WHAT IS REQUIRED = Output all the data exactly.

EXERCISE INPUTS =
++++++

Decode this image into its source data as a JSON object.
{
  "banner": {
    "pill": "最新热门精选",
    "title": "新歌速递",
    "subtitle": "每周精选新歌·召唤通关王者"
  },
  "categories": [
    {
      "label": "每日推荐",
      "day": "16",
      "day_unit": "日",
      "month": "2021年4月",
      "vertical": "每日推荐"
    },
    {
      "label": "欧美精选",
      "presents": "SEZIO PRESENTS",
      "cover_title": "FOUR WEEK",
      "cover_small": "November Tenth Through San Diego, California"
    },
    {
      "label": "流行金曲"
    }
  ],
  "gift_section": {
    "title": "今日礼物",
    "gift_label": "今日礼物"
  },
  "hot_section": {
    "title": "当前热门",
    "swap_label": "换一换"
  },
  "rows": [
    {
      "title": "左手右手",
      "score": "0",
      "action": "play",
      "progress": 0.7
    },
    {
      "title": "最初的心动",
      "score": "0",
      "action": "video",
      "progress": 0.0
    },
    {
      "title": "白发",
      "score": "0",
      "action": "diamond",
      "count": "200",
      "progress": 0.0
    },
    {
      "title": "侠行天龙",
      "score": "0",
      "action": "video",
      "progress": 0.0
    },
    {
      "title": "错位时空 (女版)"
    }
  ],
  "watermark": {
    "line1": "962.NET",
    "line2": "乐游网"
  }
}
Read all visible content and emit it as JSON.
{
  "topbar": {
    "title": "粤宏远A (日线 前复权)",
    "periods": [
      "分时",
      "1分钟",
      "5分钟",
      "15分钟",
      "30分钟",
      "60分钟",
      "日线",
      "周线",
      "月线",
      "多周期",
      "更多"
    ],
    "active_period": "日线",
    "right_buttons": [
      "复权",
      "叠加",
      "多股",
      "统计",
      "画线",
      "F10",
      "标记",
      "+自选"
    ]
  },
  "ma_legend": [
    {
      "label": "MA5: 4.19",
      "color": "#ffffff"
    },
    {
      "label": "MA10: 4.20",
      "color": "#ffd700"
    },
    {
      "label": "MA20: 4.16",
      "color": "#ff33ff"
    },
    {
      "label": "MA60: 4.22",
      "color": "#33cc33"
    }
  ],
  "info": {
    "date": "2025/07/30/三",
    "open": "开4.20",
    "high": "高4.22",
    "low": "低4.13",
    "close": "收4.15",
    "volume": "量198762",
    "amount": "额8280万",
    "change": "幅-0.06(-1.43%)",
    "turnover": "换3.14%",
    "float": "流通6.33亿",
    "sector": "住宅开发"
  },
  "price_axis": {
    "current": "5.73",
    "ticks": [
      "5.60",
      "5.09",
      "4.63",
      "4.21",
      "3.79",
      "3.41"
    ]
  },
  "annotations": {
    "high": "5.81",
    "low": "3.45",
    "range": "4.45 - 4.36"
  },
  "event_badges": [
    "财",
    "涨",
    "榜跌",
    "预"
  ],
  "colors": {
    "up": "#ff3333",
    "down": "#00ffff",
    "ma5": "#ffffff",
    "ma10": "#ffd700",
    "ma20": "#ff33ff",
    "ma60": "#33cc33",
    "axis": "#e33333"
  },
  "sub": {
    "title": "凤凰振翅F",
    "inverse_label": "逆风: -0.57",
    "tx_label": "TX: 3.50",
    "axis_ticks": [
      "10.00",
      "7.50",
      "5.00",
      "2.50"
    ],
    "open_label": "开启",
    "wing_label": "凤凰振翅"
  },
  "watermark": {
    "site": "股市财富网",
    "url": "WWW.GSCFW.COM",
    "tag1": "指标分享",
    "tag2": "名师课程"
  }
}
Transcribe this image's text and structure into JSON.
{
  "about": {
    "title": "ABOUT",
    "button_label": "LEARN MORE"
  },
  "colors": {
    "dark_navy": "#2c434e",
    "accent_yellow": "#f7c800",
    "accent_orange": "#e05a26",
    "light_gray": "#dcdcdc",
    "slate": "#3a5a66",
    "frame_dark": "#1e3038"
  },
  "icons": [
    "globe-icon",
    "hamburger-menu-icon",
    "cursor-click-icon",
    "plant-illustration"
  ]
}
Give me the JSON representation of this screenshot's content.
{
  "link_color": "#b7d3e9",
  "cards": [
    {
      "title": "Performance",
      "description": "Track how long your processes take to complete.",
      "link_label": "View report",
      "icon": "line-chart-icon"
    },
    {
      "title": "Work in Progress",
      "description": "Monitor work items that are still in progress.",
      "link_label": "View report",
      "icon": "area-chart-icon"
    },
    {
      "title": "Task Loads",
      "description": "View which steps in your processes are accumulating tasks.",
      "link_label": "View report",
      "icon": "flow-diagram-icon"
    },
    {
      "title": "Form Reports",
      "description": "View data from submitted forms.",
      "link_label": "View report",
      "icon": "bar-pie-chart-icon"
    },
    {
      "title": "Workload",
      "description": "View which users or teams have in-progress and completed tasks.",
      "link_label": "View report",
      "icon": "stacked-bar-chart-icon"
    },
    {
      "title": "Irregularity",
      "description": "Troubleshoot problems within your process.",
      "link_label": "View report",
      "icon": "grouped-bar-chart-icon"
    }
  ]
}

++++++

SOLUTION =
Decode this image into its source data as a JSON object.
{
  "banner": {
    "pill": "最新热门精选",
    "title": "新歌速递",
    "subtitle": "每周精选新歌·召唤通关王者"
  },
  "categories": [
    {
      "label": "每日推荐",
      "day": "16",
      "day_unit": "日",
      "month": "2021年4月",
      "vertical": "每日推荐"
    },
    {
      "label": "欧美精选",
      "presents": "SEZIO PRESENTS",
      "cover_title": "FOUR WEEK",
      "cover_small": "November Tenth Through San Diego, California"
    },
    {
      "label": "流行金曲"
    }
  ],
  "gift_section": {
    "title": "今日礼物",
    "gift_label": "今日礼物"
  },
  "hot_section": {
    "title": "当前热门",
    "swap_label": "换一换"
  },
  "rows": [
    {
      "title": "左手右手",
      "score": "0",
      "action": "play",
      "progress": 0.7
    },
    {
      "title": "最初的心动",
      "score": "0",
      "action": "video",
      "progress": 0.0
    },
    {
      "title": "白发",
      "score": "0",
      "action": "diamond",
      "count": "200",
      "progress": 0.0
    },
    {
      "title": "侠行天龙",
      "score": "0",
      "action": "video",
      "progress": 0.0
    },
    {
      "title": "错位时空 (女版)"
    }
  ],
  "watermark": {
    "line1": "962.NET",
    "line2": "乐游网"
  }
}
Read all visible content and emit it as JSON.
{
  "topbar": {
    "title": "粤宏远A (日线 前复权)",
    "periods": [
      "分时",
      "1分钟",
      "5分钟",
      "15分钟",
      "30分钟",
      "60分钟",
      "日线",
      "周线",
      "月线",
      "多周期",
      "更多"
    ],
    "active_period": "日线",
    "right_buttons": [
      "复权",
      "叠加",
      "多股",
      "统计",
      "画线",
      "F10",
      "标记",
      "+自选"
    ]
  },
  "ma_legend": [
    {
      "label": "MA5: 4.19",
      "color": "#ffffff"
    },
    {
      "label": "MA10: 4.20",
      "color": "#ffd700"
    },
    {
      "label": "MA20: 4.16",
      "color": "#ff33ff"
    },
    {
      "label": "MA60: 4.22",
      "color": "#33cc33"
    }
  ],
  "info": {
    "date": "2025/07/30/三",
    "open": "开4.20",
    "high": "高4.22",
    "low": "低4.13",
    "close": "收4.15",
    "volume": "量198762",
    "amount": "额8280万",
    "change": "幅-0.06(-1.43%)",
    "turnover": "换3.14%",
    "float": "流通6.33亿",
    "sector": "住宅开发"
  },
  "price_axis": {
    "current": "5.73",
    "ticks": [
      "5.60",
      "5.09",
      "4.63",
      "4.21",
      "3.79",
      "3.41"
    ]
  },
  "annotations": {
    "high": "5.81",
    "low": "3.45",
    "range": "4.45 - 4.36"
  },
  "event_badges": [
    "财",
    "涨",
    "榜跌",
    "预"
  ],
  "colors": {
    "up": "#ff3333",
    "down": "#00ffff",
    "ma5": "#ffffff",
    "ma10": "#ffd700",
    "ma20": "#ff33ff",
    "ma60": "#33cc33",
    "axis": "#e33333"
  },
  "sub": {
    "title": "凤凰振翅F",
    "inverse_label": "逆风: -0.57",
    "tx_label": "TX: 3.50",
    "axis_ticks": [
      "10.00",
      "7.50",
      "5.00",
      "2.50"
    ],
    "open_label": "开启",
    "wing_label": "凤凰振翅"
  },
  "watermark": {
    "site": "股市财富网",
    "url": "WWW.GSCFW.COM",
    "tag1": "指标分享",
    "tag2": "名师课程"
  }
}
Transcribe this image's text and structure into JSON.
{
  "about": {
    "title": "ABOUT",
    "button_label": "LEARN MORE"
  },
  "colors": {
    "dark_navy": "#2c434e",
    "accent_yellow": "#f7c800",
    "accent_orange": "#e05a26",
    "light_gray": "#dcdcdc",
    "slate": "#3a5a66",
    "frame_dark": "#1e3038"
  },
  "icons": [
    "globe-icon",
    "hamburger-menu-icon",
    "cursor-click-icon",
    "plant-illustration"
  ]
}
Give me the JSON representation of this screenshot's content.
{
  "link_color": "#b7d3e9",
  "cards": [
    {
      "title": "Performance",
      "description": "Track how long your processes take to complete.",
      "link_label": "View report",
      "icon": "line-chart-icon"
    },
    {
      "title": "Work in Progress",
      "description": "Monitor work items that are still in progress.",
      "link_label": "View report",
      "icon": "area-chart-icon"
    },
    {
      "title": "Task Loads",
      "description": "View which steps in your processes are accumulating tasks.",
      "link_label": "View report",
      "icon": "flow-diagram-icon"
    },
    {
      "title": "Form Reports",
      "description": "View data from submitted forms.",
      "link_label": "View report",
      "icon": "bar-pie-chart-icon"
    },
    {
      "title": "Workload",
      "description": "View which users or teams have in-progress and completed tasks.",
      "link_label": "View report",
      "icon": "stacked-bar-chart-icon"
    },
    {
      "title": "Irregularity",
      "description": "Troubleshoot problems within your process.",
      "link_label": "View report",
      "icon": "grouped-bar-chart-icon"
    }
  ]
}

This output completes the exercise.